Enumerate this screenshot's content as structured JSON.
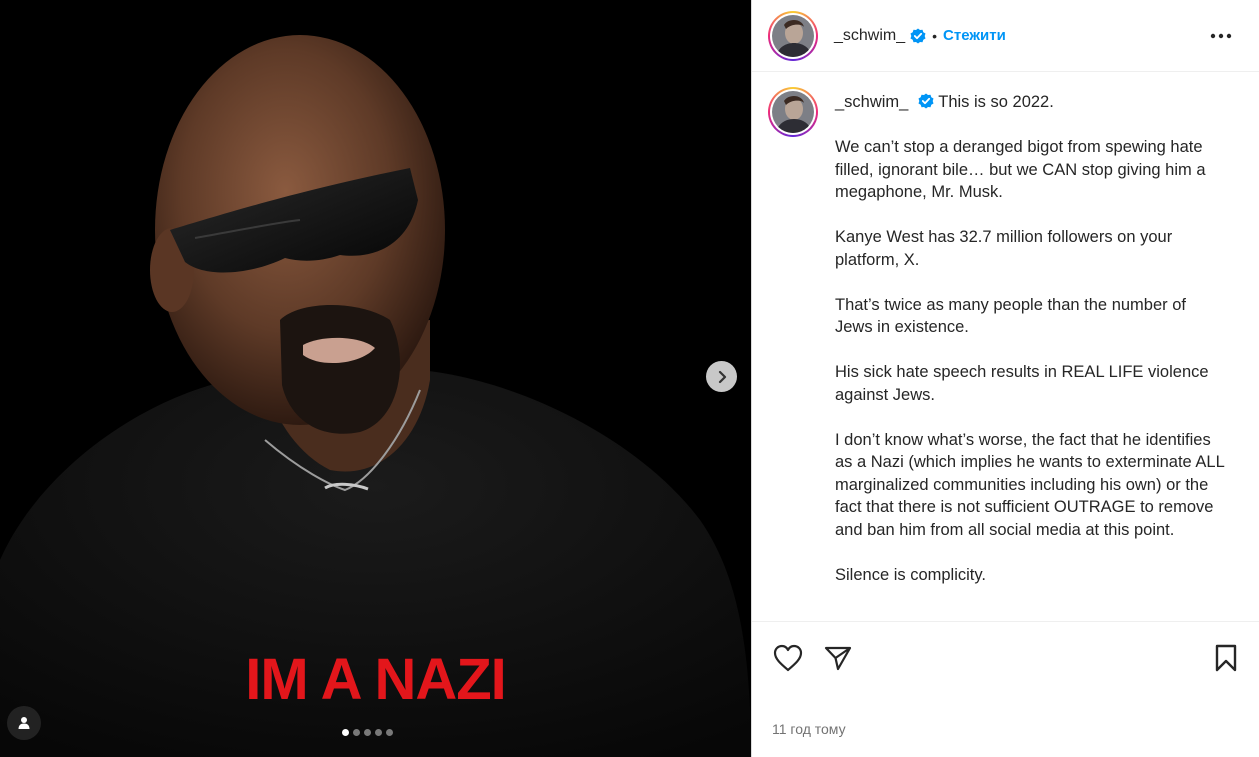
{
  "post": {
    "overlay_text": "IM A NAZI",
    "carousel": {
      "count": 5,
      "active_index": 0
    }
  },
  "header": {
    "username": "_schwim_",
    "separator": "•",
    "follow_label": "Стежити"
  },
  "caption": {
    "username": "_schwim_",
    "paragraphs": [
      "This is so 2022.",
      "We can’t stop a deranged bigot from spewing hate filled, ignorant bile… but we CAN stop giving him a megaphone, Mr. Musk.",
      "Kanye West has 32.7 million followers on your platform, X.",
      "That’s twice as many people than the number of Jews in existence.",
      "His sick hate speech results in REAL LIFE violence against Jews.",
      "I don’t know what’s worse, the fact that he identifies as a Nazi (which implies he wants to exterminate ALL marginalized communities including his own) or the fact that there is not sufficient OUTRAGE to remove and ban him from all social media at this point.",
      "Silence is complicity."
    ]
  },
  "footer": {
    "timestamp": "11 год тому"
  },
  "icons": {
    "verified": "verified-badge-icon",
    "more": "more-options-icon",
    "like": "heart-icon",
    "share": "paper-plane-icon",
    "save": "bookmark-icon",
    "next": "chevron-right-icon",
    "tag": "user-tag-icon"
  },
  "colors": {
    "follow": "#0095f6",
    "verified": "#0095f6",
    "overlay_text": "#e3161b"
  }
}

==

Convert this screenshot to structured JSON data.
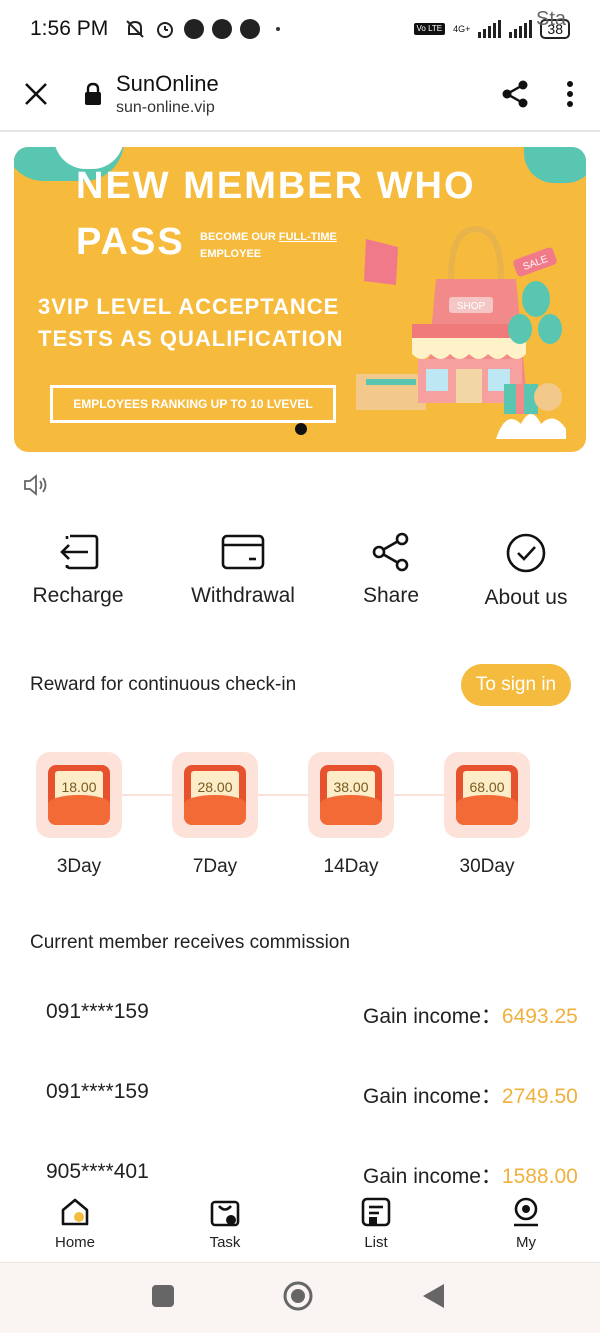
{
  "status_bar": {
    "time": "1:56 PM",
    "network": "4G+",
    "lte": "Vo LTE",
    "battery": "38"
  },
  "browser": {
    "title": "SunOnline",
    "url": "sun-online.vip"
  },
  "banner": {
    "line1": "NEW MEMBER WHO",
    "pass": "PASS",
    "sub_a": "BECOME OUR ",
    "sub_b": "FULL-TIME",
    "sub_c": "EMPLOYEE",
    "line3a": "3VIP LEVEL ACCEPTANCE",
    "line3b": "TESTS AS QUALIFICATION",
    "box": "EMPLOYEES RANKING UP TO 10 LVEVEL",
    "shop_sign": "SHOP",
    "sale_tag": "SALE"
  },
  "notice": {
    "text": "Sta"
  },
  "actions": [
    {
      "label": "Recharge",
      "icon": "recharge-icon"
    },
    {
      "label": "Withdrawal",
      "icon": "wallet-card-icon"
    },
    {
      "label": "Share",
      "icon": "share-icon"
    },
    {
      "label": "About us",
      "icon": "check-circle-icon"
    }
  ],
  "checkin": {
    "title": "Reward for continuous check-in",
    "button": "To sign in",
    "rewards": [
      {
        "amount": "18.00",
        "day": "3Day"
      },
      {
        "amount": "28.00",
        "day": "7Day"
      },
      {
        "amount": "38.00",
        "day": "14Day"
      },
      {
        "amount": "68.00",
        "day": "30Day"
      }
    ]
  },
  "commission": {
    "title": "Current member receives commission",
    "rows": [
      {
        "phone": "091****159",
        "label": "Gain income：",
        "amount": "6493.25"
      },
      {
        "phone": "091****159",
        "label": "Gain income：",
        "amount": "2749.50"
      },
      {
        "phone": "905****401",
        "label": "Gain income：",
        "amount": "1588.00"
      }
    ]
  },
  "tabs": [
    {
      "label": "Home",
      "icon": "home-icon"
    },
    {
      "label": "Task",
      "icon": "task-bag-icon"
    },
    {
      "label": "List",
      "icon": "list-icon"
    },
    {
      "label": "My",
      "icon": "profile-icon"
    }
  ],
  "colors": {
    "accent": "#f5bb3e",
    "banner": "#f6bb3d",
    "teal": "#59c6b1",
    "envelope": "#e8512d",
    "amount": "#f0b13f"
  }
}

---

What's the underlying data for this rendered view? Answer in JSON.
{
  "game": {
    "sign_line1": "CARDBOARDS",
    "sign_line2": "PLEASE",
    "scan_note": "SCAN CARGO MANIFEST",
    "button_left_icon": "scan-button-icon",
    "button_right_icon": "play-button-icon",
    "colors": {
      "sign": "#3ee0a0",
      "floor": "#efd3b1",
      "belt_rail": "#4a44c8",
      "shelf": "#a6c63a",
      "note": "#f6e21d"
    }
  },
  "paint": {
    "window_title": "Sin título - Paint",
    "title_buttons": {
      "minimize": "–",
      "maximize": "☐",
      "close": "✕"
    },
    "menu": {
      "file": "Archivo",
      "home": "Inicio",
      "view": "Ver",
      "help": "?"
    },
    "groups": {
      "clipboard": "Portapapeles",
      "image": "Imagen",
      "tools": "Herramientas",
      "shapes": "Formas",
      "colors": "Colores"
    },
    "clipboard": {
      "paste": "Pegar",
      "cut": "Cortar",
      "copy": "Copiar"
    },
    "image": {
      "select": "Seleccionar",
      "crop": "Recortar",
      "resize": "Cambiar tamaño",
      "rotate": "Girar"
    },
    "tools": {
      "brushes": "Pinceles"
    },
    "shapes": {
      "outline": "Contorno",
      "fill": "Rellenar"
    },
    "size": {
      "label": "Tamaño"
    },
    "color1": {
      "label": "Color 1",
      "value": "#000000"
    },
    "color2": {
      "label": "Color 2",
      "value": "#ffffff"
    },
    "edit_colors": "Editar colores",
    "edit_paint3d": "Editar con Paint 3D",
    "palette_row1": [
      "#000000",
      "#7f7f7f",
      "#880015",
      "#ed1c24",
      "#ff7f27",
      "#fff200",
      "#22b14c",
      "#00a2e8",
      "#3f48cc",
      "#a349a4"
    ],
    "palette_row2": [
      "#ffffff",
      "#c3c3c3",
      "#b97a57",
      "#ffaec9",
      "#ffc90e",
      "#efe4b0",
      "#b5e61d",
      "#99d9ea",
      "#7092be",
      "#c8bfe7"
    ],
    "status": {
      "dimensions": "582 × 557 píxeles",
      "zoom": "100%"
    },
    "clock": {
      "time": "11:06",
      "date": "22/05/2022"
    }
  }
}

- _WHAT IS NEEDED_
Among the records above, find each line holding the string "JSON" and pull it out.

- _WRITTEN ANSWER_
Enumerate this screenshot's content as structured JSON.
Convert this screenshot to structured JSON data.
What's the underlying data for this rendered view? Answer in JSON.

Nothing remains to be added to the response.